Instructions to follow → The expected output is the full set of entries, printed exactly, without pictures.

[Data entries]

BEGIN

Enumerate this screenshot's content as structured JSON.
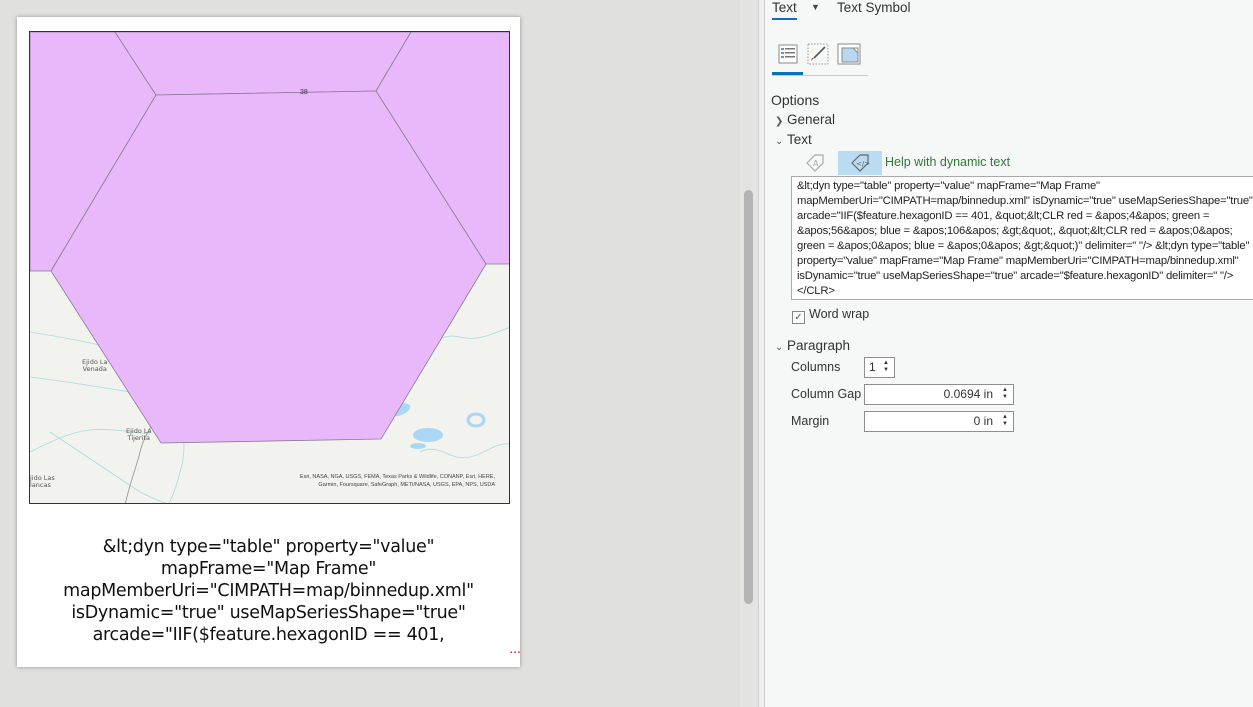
{
  "layout_page": {
    "map": {
      "hexagon_label": "38",
      "hexagon_fill": "#e9b8fb",
      "basemap_bg": "#f2f2ee",
      "water_color": "#a8d8f5",
      "places": [
        {
          "name": "Ejido La Venada"
        },
        {
          "name": "Ejido La Tijerita"
        },
        {
          "name": "Ejido Las Blancas"
        }
      ],
      "place_lines": {
        "venada": [
          "Ejido La",
          "Venada"
        ],
        "tijerita": [
          "Ejido La",
          "Tijerita"
        ],
        "blancas": [
          "jido Las",
          "lancas"
        ]
      },
      "attribution_line1": "Esri, NASA, NGA, USGS, FEMA, Texas Parks & Wildlife, CONANP, Esri, HERE,",
      "attribution_line2": "Garmin, Foursquare, SafeGraph, METI/NASA, USGS, EPA, NPS, USDA"
    },
    "text_element": "&lt;dyn type=\"table\" property=\"value\" mapFrame=\"Map Frame\" mapMemberUri=\"CIMPATH=map/binnedup.xml\" isDynamic=\"true\" useMapSeriesShape=\"true\" arcade=\"IIF($feature.hexagonID == 401, &quot;&lt;CLR red = &apos;4&apos; green = &apos;56&apos; blue = &apos;106&apos; &gt;&quot;, &quot;&lt;CLR red = &apos;0&apos; green = &apos;0&apos; blue = &apos;0&apos; &gt;&quot;)\" delimiter=\" \"/>",
    "overflow_indicator": "..."
  },
  "format_pane": {
    "tabs": [
      {
        "label": "Text",
        "active": true
      },
      {
        "label": "Text Symbol",
        "active": false
      }
    ],
    "icon_tabs": [
      {
        "name": "general-properties",
        "active": true
      },
      {
        "name": "display",
        "active": false
      },
      {
        "name": "placement",
        "active": false
      }
    ],
    "options_label": "Options",
    "sections": {
      "general": {
        "label": "General",
        "expanded": false
      },
      "text": {
        "label": "Text",
        "expanded": true
      },
      "paragraph": {
        "label": "Paragraph",
        "expanded": true
      }
    },
    "text_section": {
      "help_dynamic_text": "Help with dynamic text",
      "editor_value": "&lt;dyn type=\"table\" property=\"value\" mapFrame=\"Map Frame\" mapMemberUri=\"CIMPATH=map/binnedup.xml\" isDynamic=\"true\" useMapSeriesShape=\"true\" arcade=\"IIF($feature.hexagonID == 401, &quot;&lt;CLR red = &apos;4&apos; green = &apos;56&apos; blue = &apos;106&apos; &gt;&quot;, &quot;&lt;CLR red = &apos;0&apos; green = &apos;0&apos; blue = &apos;0&apos; &gt;&quot;)\" delimiter=\" \"/> &lt;dyn type=\"table\" property=\"value\" mapFrame=\"Map Frame\" mapMemberUri=\"CIMPATH=map/binnedup.xml\" isDynamic=\"true\" useMapSeriesShape=\"true\" arcade=\"$feature.hexagonID\" delimiter=\" \"/></CLR>",
      "word_wrap_label": "Word wrap",
      "word_wrap_checked": true
    },
    "paragraph_section": {
      "columns_label": "Columns",
      "columns_value": "1",
      "column_gap_label": "Column Gap",
      "column_gap_value": "0.0694 in",
      "margin_label": "Margin",
      "margin_value": "0 in"
    },
    "accent_color": "#0a70b8"
  }
}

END

Task answer →
Enumerate this screenshot's content as structured JSON.
{
  "layout_page": {
    "map": {
      "hexagon_label": "38",
      "hexagon_fill": "#e9b8fb",
      "basemap_bg": "#f2f2ee",
      "water_color": "#a8d8f5",
      "places": [
        {
          "name": "Ejido La Venada"
        },
        {
          "name": "Ejido La Tijerita"
        },
        {
          "name": "Ejido Las Blancas"
        }
      ],
      "place_lines": {
        "venada": [
          "Ejido La",
          "Venada"
        ],
        "tijerita": [
          "Ejido La",
          "Tijerita"
        ],
        "blancas": [
          "jido Las",
          "lancas"
        ]
      },
      "attribution_line1": "Esri, NASA, NGA, USGS, FEMA, Texas Parks & Wildlife, CONANP, Esri, HERE,",
      "attribution_line2": "Garmin, Foursquare, SafeGraph, METI/NASA, USGS, EPA, NPS, USDA"
    },
    "text_element": "&lt;dyn type=\"table\" property=\"value\" mapFrame=\"Map Frame\" mapMemberUri=\"CIMPATH=map/binnedup.xml\" isDynamic=\"true\" useMapSeriesShape=\"true\" arcade=\"IIF($feature.hexagonID == 401, &quot;&lt;CLR red = &apos;4&apos; green = &apos;56&apos; blue = &apos;106&apos; &gt;&quot;, &quot;&lt;CLR red = &apos;0&apos; green = &apos;0&apos; blue = &apos;0&apos; &gt;&quot;)\" delimiter=\" \"/>",
    "overflow_indicator": "..."
  },
  "format_pane": {
    "tabs": [
      {
        "label": "Text",
        "active": true
      },
      {
        "label": "Text Symbol",
        "active": false
      }
    ],
    "icon_tabs": [
      {
        "name": "general-properties",
        "active": true
      },
      {
        "name": "display",
        "active": false
      },
      {
        "name": "placement",
        "active": false
      }
    ],
    "options_label": "Options",
    "sections": {
      "general": {
        "label": "General",
        "expanded": false
      },
      "text": {
        "label": "Text",
        "expanded": true
      },
      "paragraph": {
        "label": "Paragraph",
        "expanded": true
      }
    },
    "text_section": {
      "help_dynamic_text": "Help with dynamic text",
      "editor_value": "&lt;dyn type=\"table\" property=\"value\" mapFrame=\"Map Frame\" mapMemberUri=\"CIMPATH=map/binnedup.xml\" isDynamic=\"true\" useMapSeriesShape=\"true\" arcade=\"IIF($feature.hexagonID == 401, &quot;&lt;CLR red = &apos;4&apos; green = &apos;56&apos; blue = &apos;106&apos; &gt;&quot;, &quot;&lt;CLR red = &apos;0&apos; green = &apos;0&apos; blue = &apos;0&apos; &gt;&quot;)\" delimiter=\" \"/> &lt;dyn type=\"table\" property=\"value\" mapFrame=\"Map Frame\" mapMemberUri=\"CIMPATH=map/binnedup.xml\" isDynamic=\"true\" useMapSeriesShape=\"true\" arcade=\"$feature.hexagonID\" delimiter=\" \"/></CLR>",
      "word_wrap_label": "Word wrap",
      "word_wrap_checked": true
    },
    "paragraph_section": {
      "columns_label": "Columns",
      "columns_value": "1",
      "column_gap_label": "Column Gap",
      "column_gap_value": "0.0694 in",
      "margin_label": "Margin",
      "margin_value": "0 in"
    },
    "accent_color": "#0a70b8"
  }
}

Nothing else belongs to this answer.